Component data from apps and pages

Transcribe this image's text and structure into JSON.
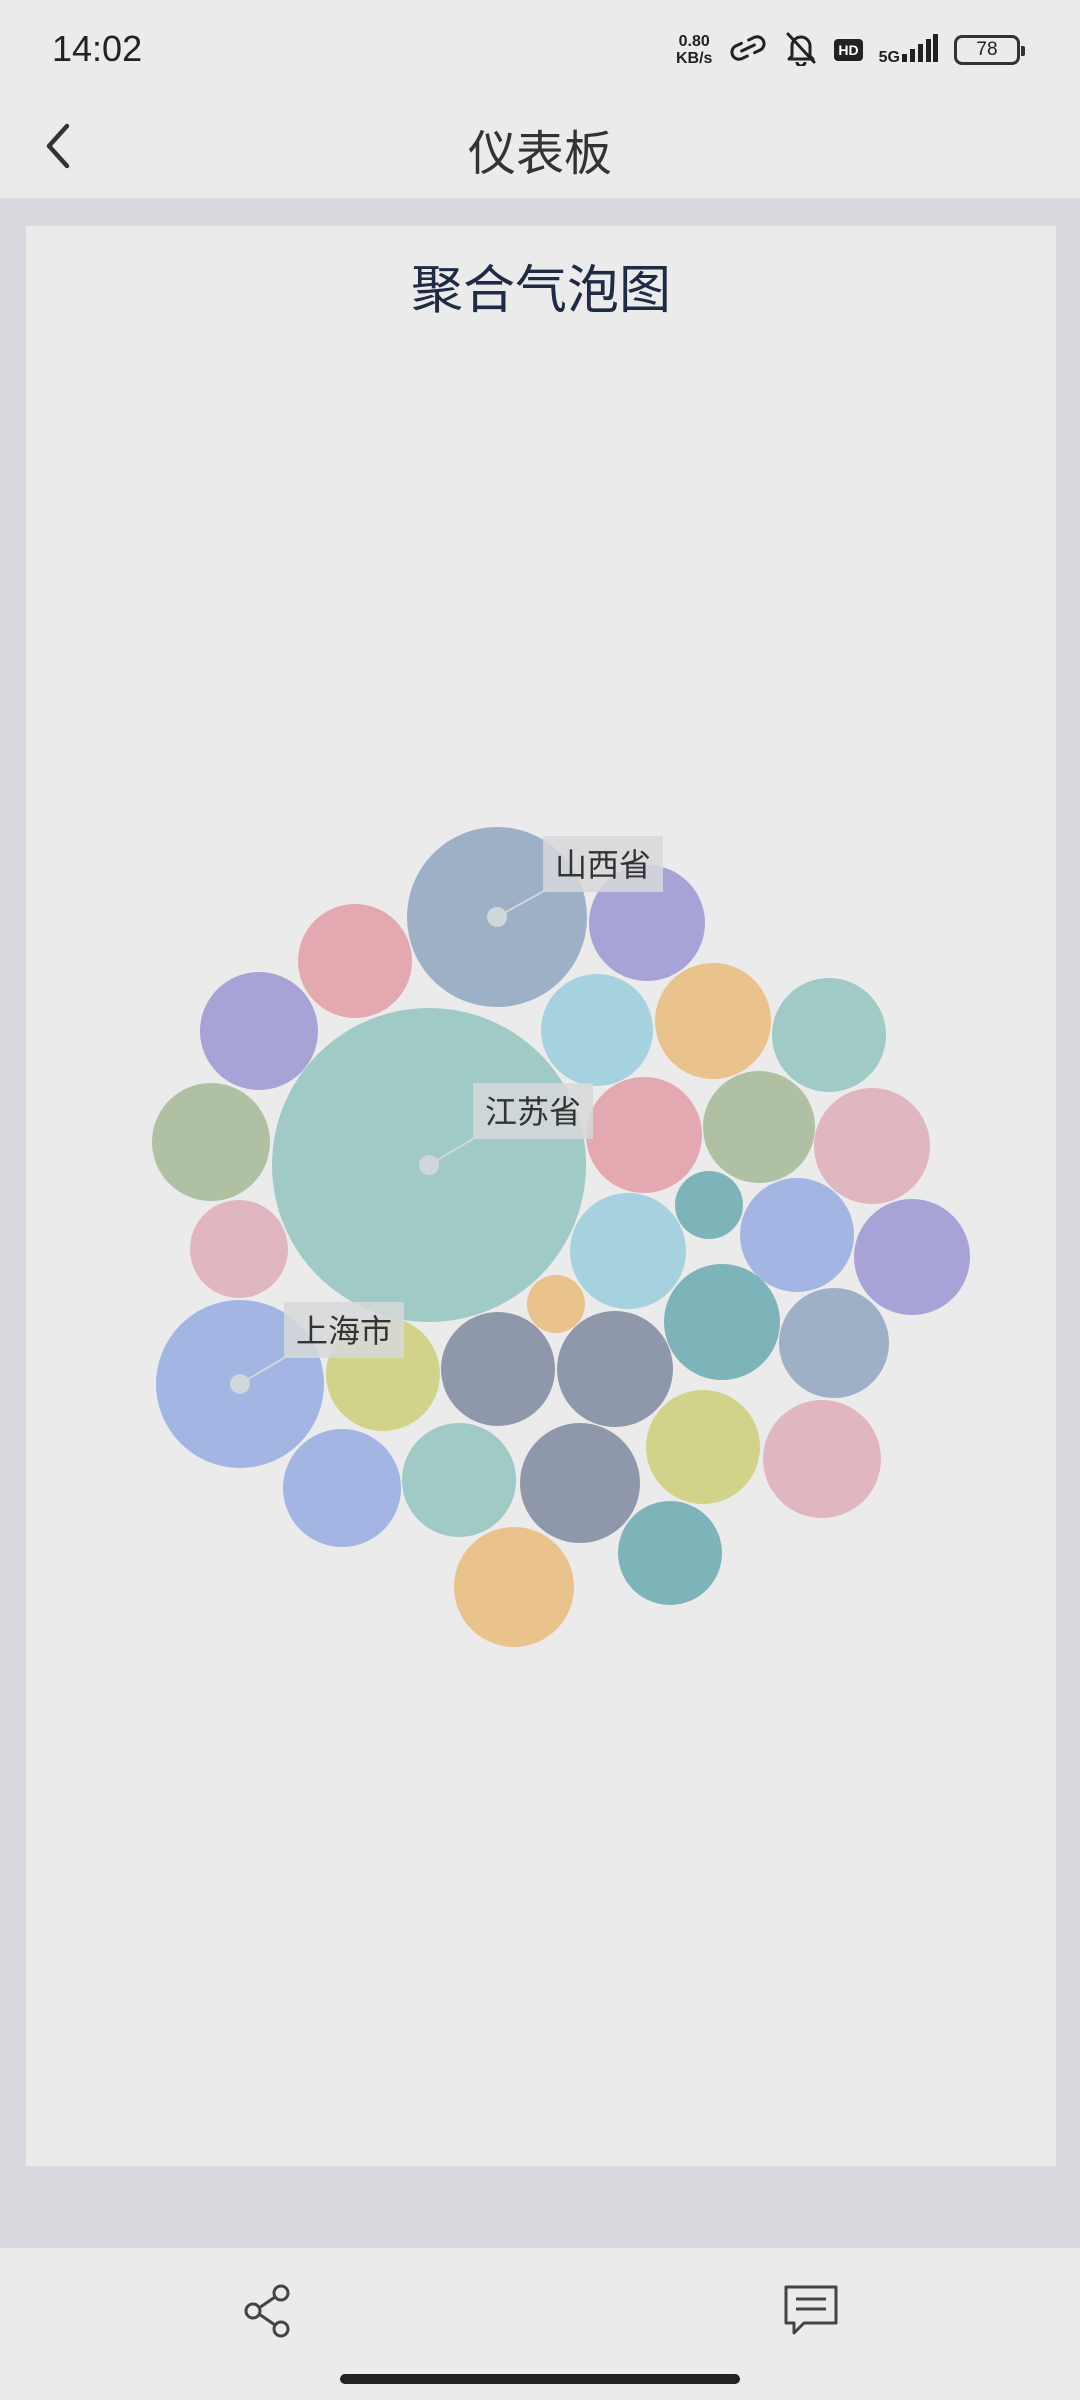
{
  "status_bar": {
    "time": "14:02",
    "net_speed_value": "0.80",
    "net_speed_unit": "KB/s",
    "hd_label": "HD",
    "network_label": "5G",
    "battery_level": "78",
    "icons": [
      "link-icon",
      "bell-off-icon",
      "signal-icon"
    ]
  },
  "nav": {
    "back_icon": "chevron-left-icon",
    "title": "仪表板"
  },
  "chart_data": {
    "type": "packed-bubble",
    "title": "聚合气泡图",
    "labeled_bubbles": [
      "山西省",
      "江苏省",
      "上海市"
    ],
    "palette": [
      "#9fcac6",
      "#9eb0c6",
      "#a3b5e3",
      "#a8a3d6",
      "#e3a8b0",
      "#e0b6c0",
      "#a6d2df",
      "#eac28c",
      "#afc1a2",
      "#7db4ba",
      "#d1d488",
      "#8f98ab"
    ]
  },
  "bottom_bar": {
    "share_icon": "share-icon",
    "comment_icon": "comment-icon"
  }
}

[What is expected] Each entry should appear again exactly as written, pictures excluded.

[Task output]
Transcribe this image's text and structure into JSON.
{
  "status_bar": {
    "time": "14:02",
    "net_speed_value": "0.80",
    "net_speed_unit": "KB/s",
    "hd_label": "HD",
    "network_label": "5G",
    "battery_level": "78",
    "icons": [
      "link-icon",
      "bell-off-icon",
      "signal-icon"
    ]
  },
  "nav": {
    "back_icon": "chevron-left-icon",
    "title": "仪表板"
  },
  "chart_data": {
    "type": "packed-bubble",
    "title": "聚合气泡图",
    "labeled_bubbles": [
      "山西省",
      "江苏省",
      "上海市"
    ],
    "palette": [
      "#9fcac6",
      "#9eb0c6",
      "#a3b5e3",
      "#a8a3d6",
      "#e3a8b0",
      "#e0b6c0",
      "#a6d2df",
      "#eac28c",
      "#afc1a2",
      "#7db4ba",
      "#d1d488",
      "#8f98ab"
    ]
  },
  "bottom_bar": {
    "share_icon": "share-icon",
    "comment_icon": "comment-icon"
  }
}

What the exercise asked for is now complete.